Hidden in plain view in the Kellogg-Hubbard Library is an unusual treasure: reproductions of three separate friezes that have been here since 1953. They represent two landmark periods in European History—ancient Greece and the Italian Renaissance—that contributed to the artistic, institutional, and cultural traditions in contemporary Western society. Like many works of art, they are portals for understanding and comparing how music, architecture, rituals, and institutions shaped societies far removed from us and our own society in our own day.
The friezes are located on all three floors of the Library:
in the Main Street Entrance; in the stairwell to the children’s library; in the basement over the fireplace; and primarily on the second level in the KHL Fiction Room.
A frieze is a continuous band of ornamental and figurative low-relief sculpture. It is a medium between a flat two-dimensional representation (such as a painting) and a freestanding three-dimensional representation (such as a statue). They are often seen as ornaments on the outside of a building.
The most extensive set of panels in the library, copies of the best-preserved panels of the frieze from the Parthenon in Athens, Greece (pictured above), are one of the best known examples.
The other two friezes are copies of panels that were part of organ and choir galleries, called cantoria, sculpted by Luca della Robbia and Donatello, for the Cathedral at Florence.

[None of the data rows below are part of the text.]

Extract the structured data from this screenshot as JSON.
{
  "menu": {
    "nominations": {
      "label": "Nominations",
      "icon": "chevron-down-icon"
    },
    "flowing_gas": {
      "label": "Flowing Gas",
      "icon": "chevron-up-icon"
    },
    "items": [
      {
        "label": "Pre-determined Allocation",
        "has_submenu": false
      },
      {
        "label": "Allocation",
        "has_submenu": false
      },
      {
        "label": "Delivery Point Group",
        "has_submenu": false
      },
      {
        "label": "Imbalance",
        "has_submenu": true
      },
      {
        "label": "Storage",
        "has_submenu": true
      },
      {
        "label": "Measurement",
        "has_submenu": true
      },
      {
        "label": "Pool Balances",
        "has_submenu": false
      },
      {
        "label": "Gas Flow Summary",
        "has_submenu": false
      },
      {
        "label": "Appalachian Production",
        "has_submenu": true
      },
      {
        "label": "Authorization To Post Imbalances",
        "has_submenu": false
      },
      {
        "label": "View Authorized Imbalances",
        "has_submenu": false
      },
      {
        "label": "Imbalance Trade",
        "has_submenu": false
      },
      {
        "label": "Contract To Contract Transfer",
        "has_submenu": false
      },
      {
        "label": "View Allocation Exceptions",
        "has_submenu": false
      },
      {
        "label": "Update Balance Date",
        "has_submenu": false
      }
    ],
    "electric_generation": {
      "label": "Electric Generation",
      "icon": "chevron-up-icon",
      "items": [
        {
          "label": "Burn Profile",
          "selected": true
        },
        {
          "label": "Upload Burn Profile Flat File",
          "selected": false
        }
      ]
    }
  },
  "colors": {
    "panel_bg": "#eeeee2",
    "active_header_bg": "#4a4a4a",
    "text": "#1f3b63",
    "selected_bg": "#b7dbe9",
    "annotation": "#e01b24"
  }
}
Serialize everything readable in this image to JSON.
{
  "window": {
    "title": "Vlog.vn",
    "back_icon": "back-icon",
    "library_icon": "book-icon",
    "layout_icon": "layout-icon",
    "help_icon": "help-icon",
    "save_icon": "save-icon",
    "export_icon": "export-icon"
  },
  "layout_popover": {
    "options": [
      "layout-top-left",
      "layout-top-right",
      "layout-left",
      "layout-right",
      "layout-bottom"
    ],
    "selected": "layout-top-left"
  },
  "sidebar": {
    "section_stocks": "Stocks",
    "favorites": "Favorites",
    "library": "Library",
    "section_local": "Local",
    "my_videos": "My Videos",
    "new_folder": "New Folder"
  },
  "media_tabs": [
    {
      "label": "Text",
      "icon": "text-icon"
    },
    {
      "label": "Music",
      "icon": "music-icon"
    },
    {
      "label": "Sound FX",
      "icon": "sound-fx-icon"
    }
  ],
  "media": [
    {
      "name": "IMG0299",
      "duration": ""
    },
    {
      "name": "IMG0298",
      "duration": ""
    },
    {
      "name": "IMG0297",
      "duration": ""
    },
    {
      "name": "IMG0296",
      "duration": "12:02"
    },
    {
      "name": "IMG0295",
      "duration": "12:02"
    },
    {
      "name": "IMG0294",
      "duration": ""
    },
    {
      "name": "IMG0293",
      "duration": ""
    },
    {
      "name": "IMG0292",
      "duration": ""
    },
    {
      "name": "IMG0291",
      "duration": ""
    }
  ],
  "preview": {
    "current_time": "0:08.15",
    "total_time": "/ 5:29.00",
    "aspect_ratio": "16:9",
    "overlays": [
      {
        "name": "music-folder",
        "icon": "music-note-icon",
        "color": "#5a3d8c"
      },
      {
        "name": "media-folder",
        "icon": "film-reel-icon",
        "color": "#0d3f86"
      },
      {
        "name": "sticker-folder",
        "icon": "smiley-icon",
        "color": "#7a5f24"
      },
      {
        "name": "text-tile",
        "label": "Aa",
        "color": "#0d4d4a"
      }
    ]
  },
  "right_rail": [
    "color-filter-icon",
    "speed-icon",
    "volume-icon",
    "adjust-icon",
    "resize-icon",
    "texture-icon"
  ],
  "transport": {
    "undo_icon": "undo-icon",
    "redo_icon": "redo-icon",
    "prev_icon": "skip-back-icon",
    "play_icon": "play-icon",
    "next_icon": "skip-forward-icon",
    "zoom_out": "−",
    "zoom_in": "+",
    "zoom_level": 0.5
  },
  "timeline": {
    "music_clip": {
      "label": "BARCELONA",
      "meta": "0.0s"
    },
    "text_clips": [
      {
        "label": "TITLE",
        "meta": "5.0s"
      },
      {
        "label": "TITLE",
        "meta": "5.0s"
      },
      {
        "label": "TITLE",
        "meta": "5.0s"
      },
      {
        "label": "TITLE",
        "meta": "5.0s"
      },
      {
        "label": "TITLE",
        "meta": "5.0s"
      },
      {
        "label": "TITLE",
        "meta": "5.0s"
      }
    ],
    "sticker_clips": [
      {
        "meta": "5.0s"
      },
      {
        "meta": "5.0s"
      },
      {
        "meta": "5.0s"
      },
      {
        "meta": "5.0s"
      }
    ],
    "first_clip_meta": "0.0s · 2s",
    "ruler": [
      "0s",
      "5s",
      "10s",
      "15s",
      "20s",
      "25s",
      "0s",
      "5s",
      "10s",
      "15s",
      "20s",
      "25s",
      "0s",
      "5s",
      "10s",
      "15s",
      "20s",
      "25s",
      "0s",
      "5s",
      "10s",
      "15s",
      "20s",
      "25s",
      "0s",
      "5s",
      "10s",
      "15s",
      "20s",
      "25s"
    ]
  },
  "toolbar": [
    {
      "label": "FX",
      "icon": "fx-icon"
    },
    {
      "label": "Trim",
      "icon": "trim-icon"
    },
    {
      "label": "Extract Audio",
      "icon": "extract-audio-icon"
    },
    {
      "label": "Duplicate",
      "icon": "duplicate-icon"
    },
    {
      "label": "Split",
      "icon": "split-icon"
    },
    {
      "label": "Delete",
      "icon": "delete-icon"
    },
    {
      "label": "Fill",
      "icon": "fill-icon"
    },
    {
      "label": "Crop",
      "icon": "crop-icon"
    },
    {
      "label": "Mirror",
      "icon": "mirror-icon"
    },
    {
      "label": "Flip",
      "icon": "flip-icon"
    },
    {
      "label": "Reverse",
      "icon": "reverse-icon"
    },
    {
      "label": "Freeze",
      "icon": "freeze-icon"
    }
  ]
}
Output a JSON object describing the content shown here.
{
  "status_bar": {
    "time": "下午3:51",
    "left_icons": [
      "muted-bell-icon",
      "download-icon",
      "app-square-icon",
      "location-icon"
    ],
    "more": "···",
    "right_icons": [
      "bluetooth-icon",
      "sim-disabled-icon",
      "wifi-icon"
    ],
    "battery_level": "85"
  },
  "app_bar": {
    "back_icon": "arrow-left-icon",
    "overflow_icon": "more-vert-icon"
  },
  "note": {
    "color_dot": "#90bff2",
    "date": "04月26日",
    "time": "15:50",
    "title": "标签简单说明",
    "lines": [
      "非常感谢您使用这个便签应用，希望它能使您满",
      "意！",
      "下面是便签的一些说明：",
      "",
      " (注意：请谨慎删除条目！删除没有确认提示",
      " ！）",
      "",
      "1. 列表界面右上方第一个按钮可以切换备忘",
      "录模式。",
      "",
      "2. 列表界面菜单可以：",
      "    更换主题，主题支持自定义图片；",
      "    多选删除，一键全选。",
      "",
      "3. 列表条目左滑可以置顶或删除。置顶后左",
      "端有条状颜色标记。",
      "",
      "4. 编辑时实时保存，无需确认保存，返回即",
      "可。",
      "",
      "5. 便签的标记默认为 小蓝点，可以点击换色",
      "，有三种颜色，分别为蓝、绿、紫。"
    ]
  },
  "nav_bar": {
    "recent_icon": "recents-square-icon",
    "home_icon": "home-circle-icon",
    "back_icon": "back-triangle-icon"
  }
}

The friezes at the Library are plaster casts made as reproductions from the originals, sold for personal art collections.